## Work task
Select the lines of the records containing the word "true" and list them.

┏━━

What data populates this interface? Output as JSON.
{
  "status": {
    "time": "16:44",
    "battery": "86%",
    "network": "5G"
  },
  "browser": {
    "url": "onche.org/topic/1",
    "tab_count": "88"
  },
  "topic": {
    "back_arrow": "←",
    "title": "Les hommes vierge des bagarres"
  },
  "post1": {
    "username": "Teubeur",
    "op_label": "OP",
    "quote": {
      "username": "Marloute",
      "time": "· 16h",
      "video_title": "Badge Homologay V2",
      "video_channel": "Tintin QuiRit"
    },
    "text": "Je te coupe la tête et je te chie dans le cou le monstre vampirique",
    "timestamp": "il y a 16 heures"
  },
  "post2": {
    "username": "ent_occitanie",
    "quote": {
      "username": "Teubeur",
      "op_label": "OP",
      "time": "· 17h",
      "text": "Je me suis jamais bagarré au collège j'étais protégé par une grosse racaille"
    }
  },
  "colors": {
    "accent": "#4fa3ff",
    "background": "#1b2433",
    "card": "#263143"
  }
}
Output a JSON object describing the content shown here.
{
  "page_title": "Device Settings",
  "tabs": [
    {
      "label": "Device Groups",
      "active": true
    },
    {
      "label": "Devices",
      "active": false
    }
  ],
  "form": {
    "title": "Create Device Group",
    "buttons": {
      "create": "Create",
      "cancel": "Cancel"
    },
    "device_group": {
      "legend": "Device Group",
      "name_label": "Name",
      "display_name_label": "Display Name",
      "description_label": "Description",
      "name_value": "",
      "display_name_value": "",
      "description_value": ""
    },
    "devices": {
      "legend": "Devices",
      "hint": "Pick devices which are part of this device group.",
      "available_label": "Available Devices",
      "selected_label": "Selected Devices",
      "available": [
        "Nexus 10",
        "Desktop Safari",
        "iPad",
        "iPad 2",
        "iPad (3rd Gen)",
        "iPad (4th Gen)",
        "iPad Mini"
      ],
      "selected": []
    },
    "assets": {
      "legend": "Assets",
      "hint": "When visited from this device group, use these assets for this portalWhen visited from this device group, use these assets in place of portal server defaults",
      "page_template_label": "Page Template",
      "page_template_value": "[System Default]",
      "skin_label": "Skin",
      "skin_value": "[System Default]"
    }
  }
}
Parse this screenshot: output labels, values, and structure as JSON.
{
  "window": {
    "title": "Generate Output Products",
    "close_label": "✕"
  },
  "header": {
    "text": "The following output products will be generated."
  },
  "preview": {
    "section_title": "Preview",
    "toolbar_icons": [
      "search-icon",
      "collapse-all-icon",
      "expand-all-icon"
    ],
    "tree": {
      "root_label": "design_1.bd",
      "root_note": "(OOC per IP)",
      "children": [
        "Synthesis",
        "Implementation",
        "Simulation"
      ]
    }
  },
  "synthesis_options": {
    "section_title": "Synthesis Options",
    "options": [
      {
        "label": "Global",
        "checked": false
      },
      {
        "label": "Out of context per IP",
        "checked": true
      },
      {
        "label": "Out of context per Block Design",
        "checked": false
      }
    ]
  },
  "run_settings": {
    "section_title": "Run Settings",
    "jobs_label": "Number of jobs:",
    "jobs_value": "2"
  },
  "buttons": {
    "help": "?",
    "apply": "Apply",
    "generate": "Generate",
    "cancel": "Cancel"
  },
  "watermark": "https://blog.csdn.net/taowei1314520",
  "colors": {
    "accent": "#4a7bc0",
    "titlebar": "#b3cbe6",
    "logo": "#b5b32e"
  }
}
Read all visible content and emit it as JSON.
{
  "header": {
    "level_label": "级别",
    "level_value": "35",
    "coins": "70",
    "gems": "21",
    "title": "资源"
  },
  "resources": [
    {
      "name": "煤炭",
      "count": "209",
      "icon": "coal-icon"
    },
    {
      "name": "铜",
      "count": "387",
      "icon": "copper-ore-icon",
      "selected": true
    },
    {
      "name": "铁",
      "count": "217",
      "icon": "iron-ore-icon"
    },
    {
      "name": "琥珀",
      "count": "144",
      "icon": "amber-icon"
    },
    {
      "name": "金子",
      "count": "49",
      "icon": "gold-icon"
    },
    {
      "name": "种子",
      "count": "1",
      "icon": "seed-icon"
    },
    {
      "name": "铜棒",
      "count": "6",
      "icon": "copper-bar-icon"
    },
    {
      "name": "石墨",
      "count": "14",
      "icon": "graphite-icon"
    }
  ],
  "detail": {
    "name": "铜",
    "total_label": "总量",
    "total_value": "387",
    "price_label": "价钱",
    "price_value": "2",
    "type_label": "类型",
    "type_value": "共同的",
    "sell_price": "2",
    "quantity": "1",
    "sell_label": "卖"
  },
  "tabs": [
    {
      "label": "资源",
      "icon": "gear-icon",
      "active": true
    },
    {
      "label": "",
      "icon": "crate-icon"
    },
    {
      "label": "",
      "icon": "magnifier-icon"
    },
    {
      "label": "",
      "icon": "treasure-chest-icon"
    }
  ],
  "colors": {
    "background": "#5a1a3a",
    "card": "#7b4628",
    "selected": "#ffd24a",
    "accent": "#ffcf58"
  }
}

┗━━

## Solution below
      "active": true
        "checked": true
      "selected": true
      "active": true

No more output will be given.